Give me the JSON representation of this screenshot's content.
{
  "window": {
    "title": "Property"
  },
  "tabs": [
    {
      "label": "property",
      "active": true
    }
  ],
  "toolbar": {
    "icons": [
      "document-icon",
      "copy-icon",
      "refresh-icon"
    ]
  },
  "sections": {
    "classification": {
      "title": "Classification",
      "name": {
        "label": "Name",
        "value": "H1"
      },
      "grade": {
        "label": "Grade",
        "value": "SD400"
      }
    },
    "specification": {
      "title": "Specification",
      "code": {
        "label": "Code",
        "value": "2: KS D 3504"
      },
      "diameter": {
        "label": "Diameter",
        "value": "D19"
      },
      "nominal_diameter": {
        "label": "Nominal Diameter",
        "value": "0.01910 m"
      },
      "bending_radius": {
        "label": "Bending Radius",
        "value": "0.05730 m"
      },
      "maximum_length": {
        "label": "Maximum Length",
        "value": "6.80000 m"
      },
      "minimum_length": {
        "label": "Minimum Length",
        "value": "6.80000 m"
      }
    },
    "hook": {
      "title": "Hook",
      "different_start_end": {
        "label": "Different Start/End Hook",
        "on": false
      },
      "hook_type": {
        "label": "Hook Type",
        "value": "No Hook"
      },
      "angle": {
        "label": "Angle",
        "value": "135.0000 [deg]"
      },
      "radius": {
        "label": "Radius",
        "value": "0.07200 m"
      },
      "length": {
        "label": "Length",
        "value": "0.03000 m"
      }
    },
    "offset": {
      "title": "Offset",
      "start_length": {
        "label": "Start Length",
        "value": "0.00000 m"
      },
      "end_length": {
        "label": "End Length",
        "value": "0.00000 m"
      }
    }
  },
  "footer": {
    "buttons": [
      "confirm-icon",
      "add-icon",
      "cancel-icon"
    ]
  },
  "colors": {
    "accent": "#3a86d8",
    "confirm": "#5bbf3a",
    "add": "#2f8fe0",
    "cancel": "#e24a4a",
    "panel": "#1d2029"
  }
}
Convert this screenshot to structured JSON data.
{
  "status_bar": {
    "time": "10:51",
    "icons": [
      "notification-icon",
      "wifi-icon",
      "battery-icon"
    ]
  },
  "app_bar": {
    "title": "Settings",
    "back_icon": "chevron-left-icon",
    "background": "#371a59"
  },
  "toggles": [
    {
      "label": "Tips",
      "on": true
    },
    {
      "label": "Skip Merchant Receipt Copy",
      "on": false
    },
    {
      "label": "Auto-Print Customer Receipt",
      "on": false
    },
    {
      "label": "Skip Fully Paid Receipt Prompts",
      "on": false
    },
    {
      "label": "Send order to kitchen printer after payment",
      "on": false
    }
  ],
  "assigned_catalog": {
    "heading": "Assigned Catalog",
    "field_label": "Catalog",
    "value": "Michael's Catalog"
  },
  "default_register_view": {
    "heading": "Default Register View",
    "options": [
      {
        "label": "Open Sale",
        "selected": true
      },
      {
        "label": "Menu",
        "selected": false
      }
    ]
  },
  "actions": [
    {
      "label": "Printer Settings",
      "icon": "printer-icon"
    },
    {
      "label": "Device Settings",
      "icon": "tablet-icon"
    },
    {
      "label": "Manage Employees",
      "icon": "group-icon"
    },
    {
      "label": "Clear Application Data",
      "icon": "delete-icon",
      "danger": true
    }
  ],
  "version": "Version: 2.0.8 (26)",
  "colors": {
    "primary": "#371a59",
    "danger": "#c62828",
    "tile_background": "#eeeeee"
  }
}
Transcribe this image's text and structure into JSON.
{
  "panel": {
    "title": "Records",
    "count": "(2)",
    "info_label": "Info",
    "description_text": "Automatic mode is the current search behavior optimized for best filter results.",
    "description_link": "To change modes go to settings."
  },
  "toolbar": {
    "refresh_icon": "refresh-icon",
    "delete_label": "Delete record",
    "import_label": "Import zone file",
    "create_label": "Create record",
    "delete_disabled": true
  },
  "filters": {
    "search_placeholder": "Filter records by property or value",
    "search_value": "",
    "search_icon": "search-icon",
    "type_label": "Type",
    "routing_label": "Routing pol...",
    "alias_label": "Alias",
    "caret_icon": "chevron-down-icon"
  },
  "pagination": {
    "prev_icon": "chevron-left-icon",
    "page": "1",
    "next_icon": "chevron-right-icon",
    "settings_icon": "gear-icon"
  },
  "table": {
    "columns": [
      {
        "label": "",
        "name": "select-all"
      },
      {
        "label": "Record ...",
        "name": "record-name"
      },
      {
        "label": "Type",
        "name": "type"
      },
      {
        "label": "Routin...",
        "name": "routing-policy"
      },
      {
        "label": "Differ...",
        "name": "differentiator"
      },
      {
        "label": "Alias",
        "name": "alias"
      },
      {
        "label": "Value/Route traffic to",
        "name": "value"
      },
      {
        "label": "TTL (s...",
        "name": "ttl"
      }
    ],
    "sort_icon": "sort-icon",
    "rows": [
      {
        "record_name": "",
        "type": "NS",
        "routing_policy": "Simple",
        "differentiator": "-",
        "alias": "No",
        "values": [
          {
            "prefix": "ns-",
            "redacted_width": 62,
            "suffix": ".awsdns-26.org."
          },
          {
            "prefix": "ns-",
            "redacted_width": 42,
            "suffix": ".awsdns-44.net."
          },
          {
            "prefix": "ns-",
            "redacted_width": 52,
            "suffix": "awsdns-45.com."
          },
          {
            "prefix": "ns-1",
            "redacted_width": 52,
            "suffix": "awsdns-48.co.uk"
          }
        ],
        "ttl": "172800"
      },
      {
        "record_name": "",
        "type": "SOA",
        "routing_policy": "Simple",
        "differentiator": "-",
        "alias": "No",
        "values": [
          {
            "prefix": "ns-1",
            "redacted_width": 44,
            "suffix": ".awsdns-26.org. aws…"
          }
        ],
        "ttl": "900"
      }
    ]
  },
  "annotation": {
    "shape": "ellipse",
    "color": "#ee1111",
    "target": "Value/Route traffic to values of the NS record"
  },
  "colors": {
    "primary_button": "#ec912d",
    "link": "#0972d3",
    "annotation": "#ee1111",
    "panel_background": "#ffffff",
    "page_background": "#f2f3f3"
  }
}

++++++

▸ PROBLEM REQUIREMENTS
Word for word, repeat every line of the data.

▸ SOLUTION TO THIS EXERCISE
Give me the JSON representation of this screenshot's content.
{
  "window": {
    "title": "Property"
  },
  "tabs": [
    {
      "label": "property",
      "active": true
    }
  ],
  "toolbar": {
    "icons": [
      "document-icon",
      "copy-icon",
      "refresh-icon"
    ]
  },
  "sections": {
    "classification": {
      "title": "Classification",
      "name": {
        "label": "Name",
        "value": "H1"
      },
      "grade": {
        "label": "Grade",
        "value": "SD400"
      }
    },
    "specification": {
      "title": "Specification",
      "code": {
        "label": "Code",
        "value": "2: KS D 3504"
      },
      "diameter": {
        "label": "Diameter",
        "value": "D19"
      },
      "nominal_diameter": {
        "label": "Nominal Diameter",
        "value": "0.01910 m"
      },
      "bending_radius": {
        "label": "Bending Radius",
        "value": "0.05730 m"
      },
      "maximum_length": {
        "label": "Maximum Length",
        "value": "6.80000 m"
      },
      "minimum_length": {
        "label": "Minimum Length",
        "value": "6.80000 m"
      }
    },
    "hook": {
      "title": "Hook",
      "different_start_end": {
        "label": "Different Start/End Hook",
        "on": false
      },
      "hook_type": {
        "label": "Hook Type",
        "value": "No Hook"
      },
      "angle": {
        "label": "Angle",
        "value": "135.0000 [deg]"
      },
      "radius": {
        "label": "Radius",
        "value": "0.07200 m"
      },
      "length": {
        "label": "Length",
        "value": "0.03000 m"
      }
    },
    "offset": {
      "title": "Offset",
      "start_length": {
        "label": "Start Length",
        "value": "0.00000 m"
      },
      "end_length": {
        "label": "End Length",
        "value": "0.00000 m"
      }
    }
  },
  "footer": {
    "buttons": [
      "confirm-icon",
      "add-icon",
      "cancel-icon"
    ]
  },
  "colors": {
    "accent": "#3a86d8",
    "confirm": "#5bbf3a",
    "add": "#2f8fe0",
    "cancel": "#e24a4a",
    "panel": "#1d2029"
  }
}
Convert this screenshot to structured JSON data.
{
  "status_bar": {
    "time": "10:51",
    "icons": [
      "notification-icon",
      "wifi-icon",
      "battery-icon"
    ]
  },
  "app_bar": {
    "title": "Settings",
    "back_icon": "chevron-left-icon",
    "background": "#371a59"
  },
  "toggles": [
    {
      "label": "Tips",
      "on": true
    },
    {
      "label": "Skip Merchant Receipt Copy",
      "on": false
    },
    {
      "label": "Auto-Print Customer Receipt",
      "on": false
    },
    {
      "label": "Skip Fully Paid Receipt Prompts",
      "on": false
    },
    {
      "label": "Send order to kitchen printer after payment",
      "on": false
    }
  ],
  "assigned_catalog": {
    "heading": "Assigned Catalog",
    "field_label": "Catalog",
    "value": "Michael's Catalog"
  },
  "default_register_view": {
    "heading": "Default Register View",
    "options": [
      {
        "label": "Open Sale",
        "selected": true
      },
      {
        "label": "Menu",
        "selected": false
      }
    ]
  },
  "actions": [
    {
      "label": "Printer Settings",
      "icon": "printer-icon"
    },
    {
      "label": "Device Settings",
      "icon": "tablet-icon"
    },
    {
      "label": "Manage Employees",
      "icon": "group-icon"
    },
    {
      "label": "Clear Application Data",
      "icon": "delete-icon",
      "danger": true
    }
  ],
  "version": "Version: 2.0.8 (26)",
  "colors": {
    "primary": "#371a59",
    "danger": "#c62828",
    "tile_background": "#eeeeee"
  }
}
Transcribe this image's text and structure into JSON.
{
  "panel": {
    "title": "Records",
    "count": "(2)",
    "info_label": "Info",
    "description_text": "Automatic mode is the current search behavior optimized for best filter results.",
    "description_link": "To change modes go to settings."
  },
  "toolbar": {
    "refresh_icon": "refresh-icon",
    "delete_label": "Delete record",
    "import_label": "Import zone file",
    "create_label": "Create record",
    "delete_disabled": true
  },
  "filters": {
    "search_placeholder": "Filter records by property or value",
    "search_value": "",
    "search_icon": "search-icon",
    "type_label": "Type",
    "routing_label": "Routing pol...",
    "alias_label": "Alias",
    "caret_icon": "chevron-down-icon"
  },
  "pagination": {
    "prev_icon": "chevron-left-icon",
    "page": "1",
    "next_icon": "chevron-right-icon",
    "settings_icon": "gear-icon"
  },
  "table": {
    "columns": [
      {
        "label": "",
        "name": "select-all"
      },
      {
        "label": "Record ...",
        "name": "record-name"
      },
      {
        "label": "Type",
        "name": "type"
      },
      {
        "label": "Routin...",
        "name": "routing-policy"
      },
      {
        "label": "Differ...",
        "name": "differentiator"
      },
      {
        "label": "Alias",
        "name": "alias"
      },
      {
        "label": "Value/Route traffic to",
        "name": "value"
      },
      {
        "label": "TTL (s...",
        "name": "ttl"
      }
    ],
    "sort_icon": "sort-icon",
    "rows": [
      {
        "record_name": "",
        "type": "NS",
        "routing_policy": "Simple",
        "differentiator": "-",
        "alias": "No",
        "values": [
          {
            "prefix": "ns-",
            "redacted_width": 62,
            "suffix": ".awsdns-26.org."
          },
          {
            "prefix": "ns-",
            "redacted_width": 42,
            "suffix": ".awsdns-44.net."
          },
          {
            "prefix": "ns-",
            "redacted_width": 52,
            "suffix": "awsdns-45.com."
          },
          {
            "prefix": "ns-1",
            "redacted_width": 52,
            "suffix": "awsdns-48.co.uk"
          }
        ],
        "ttl": "172800"
      },
      {
        "record_name": "",
        "type": "SOA",
        "routing_policy": "Simple",
        "differentiator": "-",
        "alias": "No",
        "values": [
          {
            "prefix": "ns-1",
            "redacted_width": 44,
            "suffix": ".awsdns-26.org. aws…"
          }
        ],
        "ttl": "900"
      }
    ]
  },
  "annotation": {
    "shape": "ellipse",
    "color": "#ee1111",
    "target": "Value/Route traffic to values of the NS record"
  },
  "colors": {
    "primary_button": "#ec912d",
    "link": "#0972d3",
    "annotation": "#ee1111",
    "panel_background": "#ffffff",
    "page_background": "#f2f3f3"
  }
}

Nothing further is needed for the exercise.